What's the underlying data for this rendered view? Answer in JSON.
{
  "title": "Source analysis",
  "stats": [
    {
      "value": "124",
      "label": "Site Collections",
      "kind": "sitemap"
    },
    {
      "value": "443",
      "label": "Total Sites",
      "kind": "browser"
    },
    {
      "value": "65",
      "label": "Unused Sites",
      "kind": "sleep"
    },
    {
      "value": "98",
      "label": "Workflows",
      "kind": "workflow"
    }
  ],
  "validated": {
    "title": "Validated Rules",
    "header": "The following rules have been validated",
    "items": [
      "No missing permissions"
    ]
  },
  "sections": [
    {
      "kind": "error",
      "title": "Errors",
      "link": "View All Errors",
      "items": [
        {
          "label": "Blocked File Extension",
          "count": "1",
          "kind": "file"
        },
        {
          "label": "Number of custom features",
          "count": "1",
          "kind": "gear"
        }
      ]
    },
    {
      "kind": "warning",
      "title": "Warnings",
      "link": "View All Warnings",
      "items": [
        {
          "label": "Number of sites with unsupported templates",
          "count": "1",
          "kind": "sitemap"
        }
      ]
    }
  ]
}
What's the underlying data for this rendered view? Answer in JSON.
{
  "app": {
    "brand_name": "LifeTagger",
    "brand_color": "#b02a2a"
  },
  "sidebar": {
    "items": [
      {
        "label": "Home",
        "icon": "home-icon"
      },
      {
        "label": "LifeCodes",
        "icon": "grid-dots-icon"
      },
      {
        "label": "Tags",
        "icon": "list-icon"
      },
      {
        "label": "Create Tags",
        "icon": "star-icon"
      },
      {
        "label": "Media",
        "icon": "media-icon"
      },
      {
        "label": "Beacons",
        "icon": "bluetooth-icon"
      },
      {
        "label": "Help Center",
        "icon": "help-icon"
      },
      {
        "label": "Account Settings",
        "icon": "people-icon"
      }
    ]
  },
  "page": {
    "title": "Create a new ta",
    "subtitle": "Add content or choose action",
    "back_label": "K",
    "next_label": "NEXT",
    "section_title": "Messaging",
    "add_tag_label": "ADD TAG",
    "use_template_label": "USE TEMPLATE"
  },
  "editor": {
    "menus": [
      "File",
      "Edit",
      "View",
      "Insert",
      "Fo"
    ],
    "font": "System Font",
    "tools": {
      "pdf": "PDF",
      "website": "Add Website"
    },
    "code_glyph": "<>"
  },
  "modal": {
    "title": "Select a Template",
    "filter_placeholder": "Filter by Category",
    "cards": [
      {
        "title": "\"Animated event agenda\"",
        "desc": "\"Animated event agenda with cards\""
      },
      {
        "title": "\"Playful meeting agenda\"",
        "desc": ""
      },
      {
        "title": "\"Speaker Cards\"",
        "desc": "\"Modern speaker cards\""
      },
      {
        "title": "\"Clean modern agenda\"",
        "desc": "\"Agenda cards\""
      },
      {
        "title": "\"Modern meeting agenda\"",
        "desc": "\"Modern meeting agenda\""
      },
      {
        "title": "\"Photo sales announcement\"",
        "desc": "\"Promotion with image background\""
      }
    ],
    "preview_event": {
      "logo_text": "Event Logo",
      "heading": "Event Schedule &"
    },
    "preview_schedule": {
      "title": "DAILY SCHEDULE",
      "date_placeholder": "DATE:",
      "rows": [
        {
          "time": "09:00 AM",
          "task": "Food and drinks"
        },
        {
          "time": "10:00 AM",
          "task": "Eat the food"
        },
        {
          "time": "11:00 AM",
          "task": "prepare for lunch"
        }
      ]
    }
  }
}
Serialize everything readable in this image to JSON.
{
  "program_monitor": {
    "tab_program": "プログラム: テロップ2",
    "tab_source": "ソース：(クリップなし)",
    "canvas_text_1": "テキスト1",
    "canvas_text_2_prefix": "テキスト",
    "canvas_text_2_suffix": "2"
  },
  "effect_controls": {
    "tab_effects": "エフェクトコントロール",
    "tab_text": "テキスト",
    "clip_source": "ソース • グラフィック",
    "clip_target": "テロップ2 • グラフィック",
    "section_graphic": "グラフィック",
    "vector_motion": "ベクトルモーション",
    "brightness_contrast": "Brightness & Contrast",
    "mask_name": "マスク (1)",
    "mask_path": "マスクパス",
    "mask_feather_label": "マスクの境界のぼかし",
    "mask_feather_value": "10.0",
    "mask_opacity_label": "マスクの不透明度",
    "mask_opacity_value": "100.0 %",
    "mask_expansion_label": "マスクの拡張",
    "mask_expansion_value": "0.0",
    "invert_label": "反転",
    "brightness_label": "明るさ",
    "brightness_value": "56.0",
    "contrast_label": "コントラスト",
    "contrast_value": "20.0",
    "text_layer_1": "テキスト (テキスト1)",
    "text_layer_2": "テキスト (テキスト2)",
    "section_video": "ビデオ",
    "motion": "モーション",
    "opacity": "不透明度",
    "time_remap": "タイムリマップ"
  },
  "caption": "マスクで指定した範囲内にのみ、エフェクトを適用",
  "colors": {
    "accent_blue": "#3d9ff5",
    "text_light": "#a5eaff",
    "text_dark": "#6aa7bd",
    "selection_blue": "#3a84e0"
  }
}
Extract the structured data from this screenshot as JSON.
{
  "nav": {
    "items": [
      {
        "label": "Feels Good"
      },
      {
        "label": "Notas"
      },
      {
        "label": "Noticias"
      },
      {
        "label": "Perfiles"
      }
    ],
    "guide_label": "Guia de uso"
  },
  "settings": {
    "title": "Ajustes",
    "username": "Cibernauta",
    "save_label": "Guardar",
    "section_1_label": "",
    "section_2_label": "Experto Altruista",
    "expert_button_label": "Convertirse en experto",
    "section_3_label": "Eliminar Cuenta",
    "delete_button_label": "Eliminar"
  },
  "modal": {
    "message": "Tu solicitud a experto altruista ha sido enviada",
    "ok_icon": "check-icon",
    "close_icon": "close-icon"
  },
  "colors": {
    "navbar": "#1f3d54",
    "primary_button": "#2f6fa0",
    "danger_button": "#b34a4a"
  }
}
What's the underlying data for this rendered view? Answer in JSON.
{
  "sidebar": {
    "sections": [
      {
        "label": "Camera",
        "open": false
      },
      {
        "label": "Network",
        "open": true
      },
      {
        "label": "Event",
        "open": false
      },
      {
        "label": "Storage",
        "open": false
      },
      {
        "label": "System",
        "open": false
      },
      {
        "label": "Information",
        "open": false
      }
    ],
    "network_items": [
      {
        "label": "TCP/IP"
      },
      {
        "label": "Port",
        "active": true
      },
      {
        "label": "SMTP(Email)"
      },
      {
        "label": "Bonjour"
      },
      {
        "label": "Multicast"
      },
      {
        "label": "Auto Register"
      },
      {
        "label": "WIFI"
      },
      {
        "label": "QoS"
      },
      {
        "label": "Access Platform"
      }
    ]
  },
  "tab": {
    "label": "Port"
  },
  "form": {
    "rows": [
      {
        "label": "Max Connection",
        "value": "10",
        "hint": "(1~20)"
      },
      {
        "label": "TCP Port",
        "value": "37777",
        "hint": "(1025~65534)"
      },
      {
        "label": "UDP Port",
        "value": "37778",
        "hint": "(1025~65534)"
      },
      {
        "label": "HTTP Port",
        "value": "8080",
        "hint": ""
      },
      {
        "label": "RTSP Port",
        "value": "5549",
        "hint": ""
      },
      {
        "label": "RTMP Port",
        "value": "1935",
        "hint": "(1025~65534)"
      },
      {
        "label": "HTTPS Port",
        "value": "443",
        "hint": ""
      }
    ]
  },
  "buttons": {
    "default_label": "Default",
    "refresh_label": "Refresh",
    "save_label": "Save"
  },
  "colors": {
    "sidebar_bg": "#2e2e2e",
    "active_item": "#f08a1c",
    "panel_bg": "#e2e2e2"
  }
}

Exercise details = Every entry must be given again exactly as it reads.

Response to this exercise =
What's the underlying data for this rendered view? Answer in JSON.
{
  "title": "Source analysis",
  "stats": [
    {
      "value": "124",
      "label": "Site Collections",
      "kind": "sitemap"
    },
    {
      "value": "443",
      "label": "Total Sites",
      "kind": "browser"
    },
    {
      "value": "65",
      "label": "Unused Sites",
      "kind": "sleep"
    },
    {
      "value": "98",
      "label": "Workflows",
      "kind": "workflow"
    }
  ],
  "validated": {
    "title": "Validated Rules",
    "header": "The following rules have been validated",
    "items": [
      "No missing permissions"
    ]
  },
  "sections": [
    {
      "kind": "error",
      "title": "Errors",
      "link": "View All Errors",
      "items": [
        {
          "label": "Blocked File Extension",
          "count": "1",
          "kind": "file"
        },
        {
          "label": "Number of custom features",
          "count": "1",
          "kind": "gear"
        }
      ]
    },
    {
      "kind": "warning",
      "title": "Warnings",
      "link": "View All Warnings",
      "items": [
        {
          "label": "Number of sites with unsupported templates",
          "count": "1",
          "kind": "sitemap"
        }
      ]
    }
  ]
}
What's the underlying data for this rendered view? Answer in JSON.
{
  "app": {
    "brand_name": "LifeTagger",
    "brand_color": "#b02a2a"
  },
  "sidebar": {
    "items": [
      {
        "label": "Home",
        "icon": "home-icon"
      },
      {
        "label": "LifeCodes",
        "icon": "grid-dots-icon"
      },
      {
        "label": "Tags",
        "icon": "list-icon"
      },
      {
        "label": "Create Tags",
        "icon": "star-icon"
      },
      {
        "label": "Media",
        "icon": "media-icon"
      },
      {
        "label": "Beacons",
        "icon": "bluetooth-icon"
      },
      {
        "label": "Help Center",
        "icon": "help-icon"
      },
      {
        "label": "Account Settings",
        "icon": "people-icon"
      }
    ]
  },
  "page": {
    "title": "Create a new ta",
    "subtitle": "Add content or choose action",
    "back_label": "K",
    "next_label": "NEXT",
    "section_title": "Messaging",
    "add_tag_label": "ADD TAG",
    "use_template_label": "USE TEMPLATE"
  },
  "editor": {
    "menus": [
      "File",
      "Edit",
      "View",
      "Insert",
      "Fo"
    ],
    "font": "System Font",
    "tools": {
      "pdf": "PDF",
      "website": "Add Website"
    },
    "code_glyph": "<>"
  },
  "modal": {
    "title": "Select a Template",
    "filter_placeholder": "Filter by Category",
    "cards": [
      {
        "title": "\"Animated event agenda\"",
        "desc": "\"Animated event agenda with cards\""
      },
      {
        "title": "\"Playful meeting agenda\"",
        "desc": ""
      },
      {
        "title": "\"Speaker Cards\"",
        "desc": "\"Modern speaker cards\""
      },
      {
        "title": "\"Clean modern agenda\"",
        "desc": "\"Agenda cards\""
      },
      {
        "title": "\"Modern meeting agenda\"",
        "desc": "\"Modern meeting agenda\""
      },
      {
        "title": "\"Photo sales announcement\"",
        "desc": "\"Promotion with image background\""
      }
    ],
    "preview_event": {
      "logo_text": "Event Logo",
      "heading": "Event Schedule &"
    },
    "preview_schedule": {
      "title": "DAILY SCHEDULE",
      "date_placeholder": "DATE:",
      "rows": [
        {
          "time": "09:00 AM",
          "task": "Food and drinks"
        },
        {
          "time": "10:00 AM",
          "task": "Eat the food"
        },
        {
          "time": "11:00 AM",
          "task": "prepare for lunch"
        }
      ]
    }
  }
}
Serialize everything readable in this image to JSON.
{
  "program_monitor": {
    "tab_program": "プログラム: テロップ2",
    "tab_source": "ソース：(クリップなし)",
    "canvas_text_1": "テキスト1",
    "canvas_text_2_prefix": "テキスト",
    "canvas_text_2_suffix": "2"
  },
  "effect_controls": {
    "tab_effects": "エフェクトコントロール",
    "tab_text": "テキスト",
    "clip_source": "ソース • グラフィック",
    "clip_target": "テロップ2 • グラフィック",
    "section_graphic": "グラフィック",
    "vector_motion": "ベクトルモーション",
    "brightness_contrast": "Brightness & Contrast",
    "mask_name": "マスク (1)",
    "mask_path": "マスクパス",
    "mask_feather_label": "マスクの境界のぼかし",
    "mask_feather_value": "10.0",
    "mask_opacity_label": "マスクの不透明度",
    "mask_opacity_value": "100.0 %",
    "mask_expansion_label": "マスクの拡張",
    "mask_expansion_value": "0.0",
    "invert_label": "反転",
    "brightness_label": "明るさ",
    "brightness_value": "56.0",
    "contrast_label": "コントラスト",
    "contrast_value": "20.0",
    "text_layer_1": "テキスト (テキスト1)",
    "text_layer_2": "テキスト (テキスト2)",
    "section_video": "ビデオ",
    "motion": "モーション",
    "opacity": "不透明度",
    "time_remap": "タイムリマップ"
  },
  "caption": "マスクで指定した範囲内にのみ、エフェクトを適用",
  "colors": {
    "accent_blue": "#3d9ff5",
    "text_light": "#a5eaff",
    "text_dark": "#6aa7bd",
    "selection_blue": "#3a84e0"
  }
}
Extract the structured data from this screenshot as JSON.
{
  "nav": {
    "items": [
      {
        "label": "Feels Good"
      },
      {
        "label": "Notas"
      },
      {
        "label": "Noticias"
      },
      {
        "label": "Perfiles"
      }
    ],
    "guide_label": "Guia de uso"
  },
  "settings": {
    "title": "Ajustes",
    "username": "Cibernauta",
    "save_label": "Guardar",
    "section_1_label": "",
    "section_2_label": "Experto Altruista",
    "expert_button_label": "Convertirse en experto",
    "section_3_label": "Eliminar Cuenta",
    "delete_button_label": "Eliminar"
  },
  "modal": {
    "message": "Tu solicitud a experto altruista ha sido enviada",
    "ok_icon": "check-icon",
    "close_icon": "close-icon"
  },
  "colors": {
    "navbar": "#1f3d54",
    "primary_button": "#2f6fa0",
    "danger_button": "#b34a4a"
  }
}
What's the underlying data for this rendered view? Answer in JSON.
{
  "sidebar": {
    "sections": [
      {
        "label": "Camera",
        "open": false
      },
      {
        "label": "Network",
        "open": true
      },
      {
        "label": "Event",
        "open": false
      },
      {
        "label": "Storage",
        "open": false
      },
      {
        "label": "System",
        "open": false
      },
      {
        "label": "Information",
        "open": false
      }
    ],
    "network_items": [
      {
        "label": "TCP/IP"
      },
      {
        "label": "Port",
        "active": true
      },
      {
        "label": "SMTP(Email)"
      },
      {
        "label": "Bonjour"
      },
      {
        "label": "Multicast"
      },
      {
        "label": "Auto Register"
      },
      {
        "label": "WIFI"
      },
      {
        "label": "QoS"
      },
      {
        "label": "Access Platform"
      }
    ]
  },
  "tab": {
    "label": "Port"
  },
  "form": {
    "rows": [
      {
        "label": "Max Connection",
        "value": "10",
        "hint": "(1~20)"
      },
      {
        "label": "TCP Port",
        "value": "37777",
        "hint": "(1025~65534)"
      },
      {
        "label": "UDP Port",
        "value": "37778",
        "hint": "(1025~65534)"
      },
      {
        "label": "HTTP Port",
        "value": "8080",
        "hint": ""
      },
      {
        "label": "RTSP Port",
        "value": "5549",
        "hint": ""
      },
      {
        "label": "RTMP Port",
        "value": "1935",
        "hint": "(1025~65534)"
      },
      {
        "label": "HTTPS Port",
        "value": "443",
        "hint": ""
      }
    ]
  },
  "buttons": {
    "default_label": "Default",
    "refresh_label": "Refresh",
    "save_label": "Save"
  },
  "colors": {
    "sidebar_bg": "#2e2e2e",
    "active_item": "#f08a1c",
    "panel_bg": "#e2e2e2"
  }
}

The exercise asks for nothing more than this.